▶ _DATASET RECORDS_:
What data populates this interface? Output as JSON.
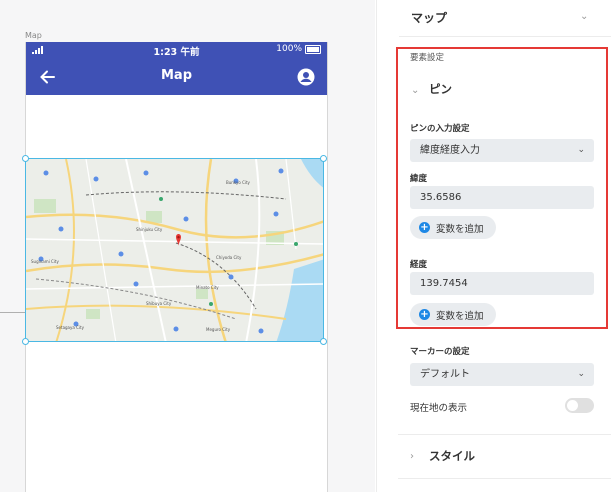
{
  "canvas": {
    "frame_label": "Map",
    "status_bar": {
      "time": "1:23 午前",
      "battery": "100%"
    },
    "app_bar": {
      "title": "Map"
    }
  },
  "panel": {
    "map_section": {
      "title": "マップ"
    },
    "element_settings_label": "要素設定",
    "pin_section": {
      "title": "ピン"
    },
    "pin_input_label": "ピンの入力設定",
    "pin_input_value": "緯度経度入力",
    "latitude_label": "緯度",
    "latitude_value": "35.6586",
    "longitude_label": "経度",
    "longitude_value": "139.7454",
    "add_variable_label": "変数を追加",
    "marker_label": "マーカーの設定",
    "marker_value": "デフォルト",
    "current_location_label": "現在地の表示",
    "current_location_on": false,
    "style_section": {
      "title": "スタイル"
    }
  },
  "colors": {
    "app_bar": "#3f51b5",
    "selection": "#4ab8e4",
    "highlight": "#e53935",
    "add_icon": "#1e88e5"
  }
}
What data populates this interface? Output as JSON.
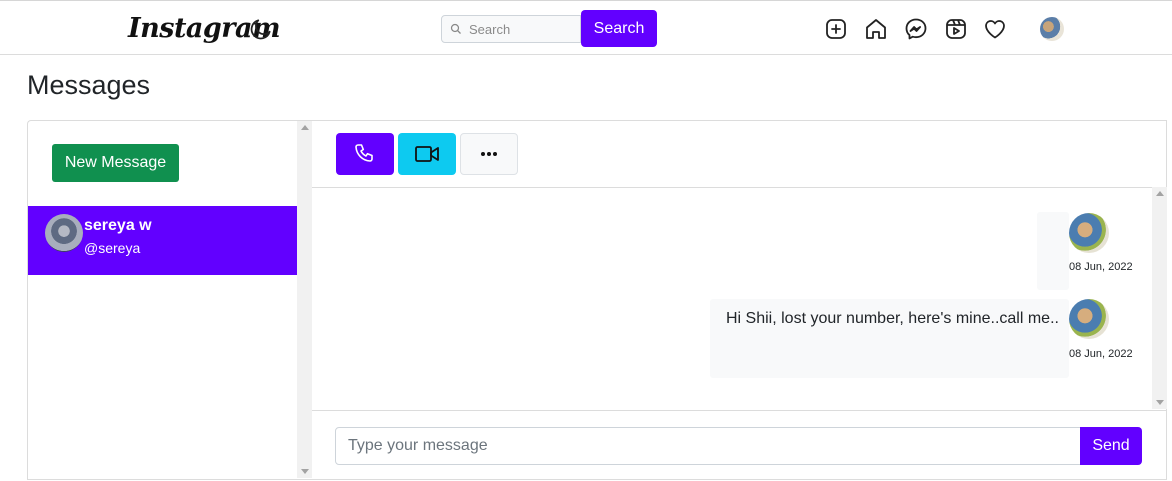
{
  "header": {
    "logo_text": "Instagram",
    "search": {
      "placeholder": "Search",
      "button_label": "Search"
    },
    "icons": [
      "moon-icon",
      "add-post-icon",
      "home-icon",
      "messenger-icon",
      "reels-icon",
      "heart-icon"
    ]
  },
  "page": {
    "title": "Messages"
  },
  "sidebar": {
    "new_message_label": "New Message",
    "contacts": [
      {
        "name": "sereya w",
        "handle": "@sereya"
      }
    ]
  },
  "chat": {
    "toolbar": {
      "icons": [
        "phone-icon",
        "video-icon",
        "more-icon"
      ]
    },
    "messages": [
      {
        "text": "",
        "date": "08 Jun, 2022"
      },
      {
        "text": "Hi Shii, lost your number, here's mine..call me..",
        "date": "08 Jun, 2022"
      }
    ],
    "compose": {
      "placeholder": "Type your message",
      "send_label": "Send"
    }
  },
  "colors": {
    "primary": "#6200ff",
    "success": "#10904f",
    "info": "#0dcaf0",
    "light": "#f8f9fa"
  }
}
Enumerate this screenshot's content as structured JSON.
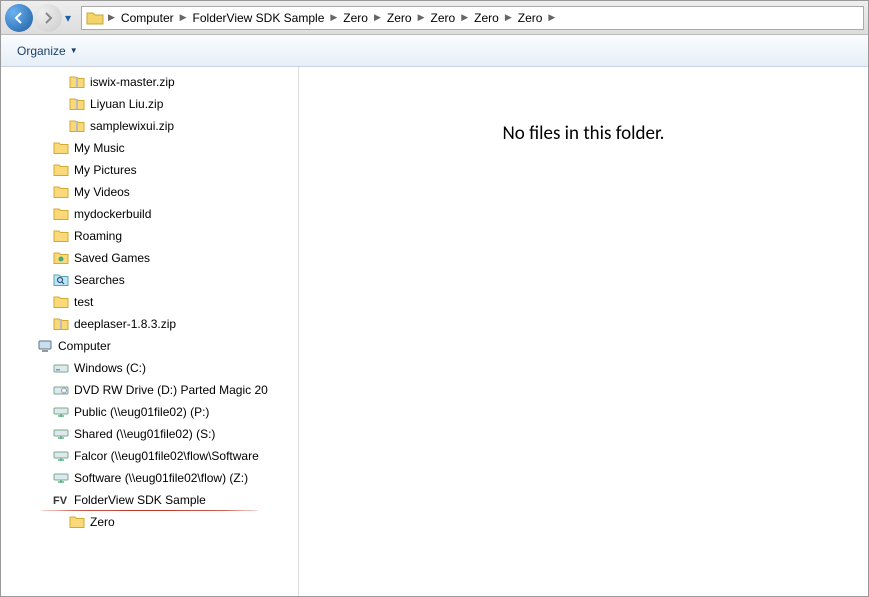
{
  "breadcrumb": [
    "Computer",
    "FolderView SDK Sample",
    "Zero",
    "Zero",
    "Zero",
    "Zero",
    "Zero"
  ],
  "toolbar": {
    "organize": "Organize"
  },
  "main": {
    "empty": "No files in this folder."
  },
  "tree": [
    {
      "label": "iswix-master.zip",
      "icon": "zip",
      "indent": 68
    },
    {
      "label": "Liyuan Liu.zip",
      "icon": "zip",
      "indent": 68
    },
    {
      "label": "samplewixui.zip",
      "icon": "zip",
      "indent": 68
    },
    {
      "label": "My Music",
      "icon": "folder",
      "indent": 52
    },
    {
      "label": "My Pictures",
      "icon": "folder",
      "indent": 52
    },
    {
      "label": "My Videos",
      "icon": "folder",
      "indent": 52
    },
    {
      "label": "mydockerbuild",
      "icon": "folder",
      "indent": 52
    },
    {
      "label": "Roaming",
      "icon": "folder",
      "indent": 52
    },
    {
      "label": "Saved Games",
      "icon": "folder-games",
      "indent": 52
    },
    {
      "label": "Searches",
      "icon": "search-folder",
      "indent": 52
    },
    {
      "label": "test",
      "icon": "folder",
      "indent": 52
    },
    {
      "label": "deeplaser-1.8.3.zip",
      "icon": "zip",
      "indent": 52
    },
    {
      "label": "Computer",
      "icon": "computer",
      "indent": 36
    },
    {
      "label": "Windows (C:)",
      "icon": "drive",
      "indent": 52
    },
    {
      "label": "DVD RW Drive (D:) Parted Magic 20",
      "icon": "disc",
      "indent": 52
    },
    {
      "label": "Public (\\\\eug01file02) (P:)",
      "icon": "netdrive",
      "indent": 52
    },
    {
      "label": "Shared (\\\\eug01file02) (S:)",
      "icon": "netdrive",
      "indent": 52
    },
    {
      "label": "Falcor (\\\\eug01file02\\flow\\Software",
      "icon": "netdrive",
      "indent": 52
    },
    {
      "label": "Software (\\\\eug01file02\\flow) (Z:)",
      "icon": "netdrive",
      "indent": 52
    },
    {
      "label": "FolderView SDK Sample",
      "icon": "fv",
      "indent": 52,
      "underline": true
    },
    {
      "label": "Zero",
      "icon": "folder",
      "indent": 68
    }
  ]
}
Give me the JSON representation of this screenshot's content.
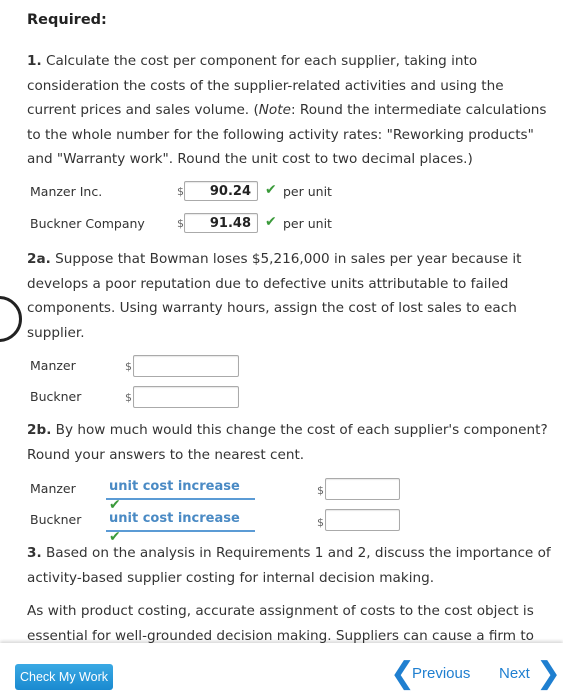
{
  "heading": "Required:",
  "q1": {
    "num": "1.",
    "text_a": " Calculate the cost per component for each supplier, taking into consideration the costs of the supplier-related activities and using the current prices and sales volume. (",
    "note": "Note",
    "text_b": ": Round the intermediate calculations to the whole number for the following activity rates: \"Reworking products\" and \"Warranty work\". Round the unit cost to two decimal places.)",
    "rows": [
      {
        "label": "Manzer Inc.",
        "currency": "$",
        "value": "90.24",
        "unit": "per unit"
      },
      {
        "label": "Buckner Company",
        "currency": "$",
        "value": "91.48",
        "unit": "per unit"
      }
    ]
  },
  "q2a": {
    "num": "2a.",
    "text": " Suppose that Bowman loses $5,216,000 in sales per year because it develops a poor reputation due to defective units attributable to failed components. Using warranty hours, assign the cost of lost sales to each supplier.",
    "rows": [
      {
        "label": "Manzer",
        "currency": "$",
        "value": ""
      },
      {
        "label": "Buckner",
        "currency": "$",
        "value": ""
      }
    ]
  },
  "q2b": {
    "num": "2b.",
    "text": " By how much would this change the cost of each supplier's component? Round your answers to the nearest cent.",
    "rows": [
      {
        "label": "Manzer",
        "select": "unit cost increase",
        "currency": "$",
        "value": ""
      },
      {
        "label": "Buckner",
        "select": "unit cost increase",
        "currency": "$",
        "value": ""
      }
    ]
  },
  "q3": {
    "num": "3.",
    "text": " Based on the analysis in Requirements 1 and 2, discuss the importance of activity-based supplier costing for internal decision making.",
    "answer": "As with product costing, accurate assignment of costs to the cost object is essential for well-grounded decision making. Suppliers can cause a firm to"
  },
  "footer": {
    "check": "Check My Work",
    "previous": "Previous",
    "next": "Next"
  },
  "colors": {
    "accent": "#1f7fd0",
    "check": "#3a9a3a",
    "select_underline": "#5b9bd5"
  }
}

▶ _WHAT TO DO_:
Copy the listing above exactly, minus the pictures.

▶ _COMPLETED TASK_:
What data populates this interface? Output as JSON.
{
  "canvas": {
    "frame_label": "Map",
    "status_bar": {
      "time": "1:23 午前",
      "battery": "100%"
    },
    "app_bar": {
      "title": "Map"
    }
  },
  "panel": {
    "map_section": {
      "title": "マップ"
    },
    "element_settings_label": "要素設定",
    "pin_section": {
      "title": "ピン"
    },
    "pin_input_label": "ピンの入力設定",
    "pin_input_value": "緯度経度入力",
    "latitude_label": "緯度",
    "latitude_value": "35.6586",
    "longitude_label": "経度",
    "longitude_value": "139.7454",
    "add_variable_label": "変数を追加",
    "marker_label": "マーカーの設定",
    "marker_value": "デフォルト",
    "current_location_label": "現在地の表示",
    "current_location_on": false,
    "style_section": {
      "title": "スタイル"
    }
  },
  "colors": {
    "app_bar": "#3f51b5",
    "selection": "#4ab8e4",
    "highlight": "#e53935",
    "add_icon": "#1e88e5"
  }
}
What data populates this interface? Output as JSON.
{
  "header": {
    "logo_text": "Instagram",
    "search": {
      "placeholder": "Search",
      "button_label": "Search"
    },
    "icons": [
      "moon-icon",
      "add-post-icon",
      "home-icon",
      "messenger-icon",
      "reels-icon",
      "heart-icon"
    ]
  },
  "page": {
    "title": "Messages"
  },
  "sidebar": {
    "new_message_label": "New Message",
    "contacts": [
      {
        "name": "sereya w",
        "handle": "@sereya"
      }
    ]
  },
  "chat": {
    "toolbar": {
      "icons": [
        "phone-icon",
        "video-icon",
        "more-icon"
      ]
    },
    "messages": [
      {
        "text": "",
        "date": "08 Jun, 2022"
      },
      {
        "text": "Hi Shii, lost your number, here's mine..call me..",
        "date": "08 Jun, 2022"
      }
    ],
    "compose": {
      "placeholder": "Type your message",
      "send_label": "Send"
    }
  },
  "colors": {
    "primary": "#6200ff",
    "success": "#10904f",
    "info": "#0dcaf0",
    "light": "#f8f9fa"
  }
}
Enumerate this screenshot's content as structured JSON.
{
  "breadcrumb": [
    "Computer",
    "FolderView SDK Sample",
    "Zero",
    "Zero",
    "Zero",
    "Zero",
    "Zero"
  ],
  "toolbar": {
    "organize": "Organize"
  },
  "main": {
    "empty": "No files in this folder."
  },
  "tree": [
    {
      "label": "iswix-master.zip",
      "icon": "zip",
      "indent": 68
    },
    {
      "label": "Liyuan Liu.zip",
      "icon": "zip",
      "indent": 68
    },
    {
      "label": "samplewixui.zip",
      "icon": "zip",
      "indent": 68
    },
    {
      "label": "My Music",
      "icon": "folder",
      "indent": 52
    },
    {
      "label": "My Pictures",
      "icon": "folder",
      "indent": 52
    },
    {
      "label": "My Videos",
      "icon": "folder",
      "indent": 52
    },
    {
      "label": "mydockerbuild",
      "icon": "folder",
      "indent": 52
    },
    {
      "label": "Roaming",
      "icon": "folder",
      "indent": 52
    },
    {
      "label": "Saved Games",
      "icon": "folder-games",
      "indent": 52
    },
    {
      "label": "Searches",
      "icon": "search-folder",
      "indent": 52
    },
    {
      "label": "test",
      "icon": "folder",
      "indent": 52
    },
    {
      "label": "deeplaser-1.8.3.zip",
      "icon": "zip",
      "indent": 52
    },
    {
      "label": "Computer",
      "icon": "computer",
      "indent": 36
    },
    {
      "label": "Windows (C:)",
      "icon": "drive",
      "indent": 52
    },
    {
      "label": "DVD RW Drive (D:) Parted Magic 20",
      "icon": "disc",
      "indent": 52
    },
    {
      "label": "Public (\\\\eug01file02) (P:)",
      "icon": "netdrive",
      "indent": 52
    },
    {
      "label": "Shared (\\\\eug01file02) (S:)",
      "icon": "netdrive",
      "indent": 52
    },
    {
      "label": "Falcor (\\\\eug01file02\\flow\\Software",
      "icon": "netdrive",
      "indent": 52
    },
    {
      "label": "Software (\\\\eug01file02\\flow) (Z:)",
      "icon": "netdrive",
      "indent": 52
    },
    {
      "label": "FolderView SDK Sample",
      "icon": "fv",
      "indent": 52,
      "underline": true
    },
    {
      "label": "Zero",
      "icon": "folder",
      "indent": 68
    }
  ]
}
Give me the JSON representation of this screenshot's content.
{
  "heading": "Required:",
  "q1": {
    "num": "1.",
    "text_a": " Calculate the cost per component for each supplier, taking into consideration the costs of the supplier-related activities and using the current prices and sales volume. (",
    "note": "Note",
    "text_b": ": Round the intermediate calculations to the whole number for the following activity rates: \"Reworking products\" and \"Warranty work\". Round the unit cost to two decimal places.)",
    "rows": [
      {
        "label": "Manzer Inc.",
        "currency": "$",
        "value": "90.24",
        "unit": "per unit"
      },
      {
        "label": "Buckner Company",
        "currency": "$",
        "value": "91.48",
        "unit": "per unit"
      }
    ]
  },
  "q2a": {
    "num": "2a.",
    "text": " Suppose that Bowman loses $5,216,000 in sales per year because it develops a poor reputation due to defective units attributable to failed components. Using warranty hours, assign the cost of lost sales to each supplier.",
    "rows": [
      {
        "label": "Manzer",
        "currency": "$",
        "value": ""
      },
      {
        "label": "Buckner",
        "currency": "$",
        "value": ""
      }
    ]
  },
  "q2b": {
    "num": "2b.",
    "text": " By how much would this change the cost of each supplier's component? Round your answers to the nearest cent.",
    "rows": [
      {
        "label": "Manzer",
        "select": "unit cost increase",
        "currency": "$",
        "value": ""
      },
      {
        "label": "Buckner",
        "select": "unit cost increase",
        "currency": "$",
        "value": ""
      }
    ]
  },
  "q3": {
    "num": "3.",
    "text": " Based on the analysis in Requirements 1 and 2, discuss the importance of activity-based supplier costing for internal decision making.",
    "answer": "As with product costing, accurate assignment of costs to the cost object is essential for well-grounded decision making. Suppliers can cause a firm to"
  },
  "footer": {
    "check": "Check My Work",
    "previous": "Previous",
    "next": "Next"
  },
  "colors": {
    "accent": "#1f7fd0",
    "check": "#3a9a3a",
    "select_underline": "#5b9bd5"
  }
}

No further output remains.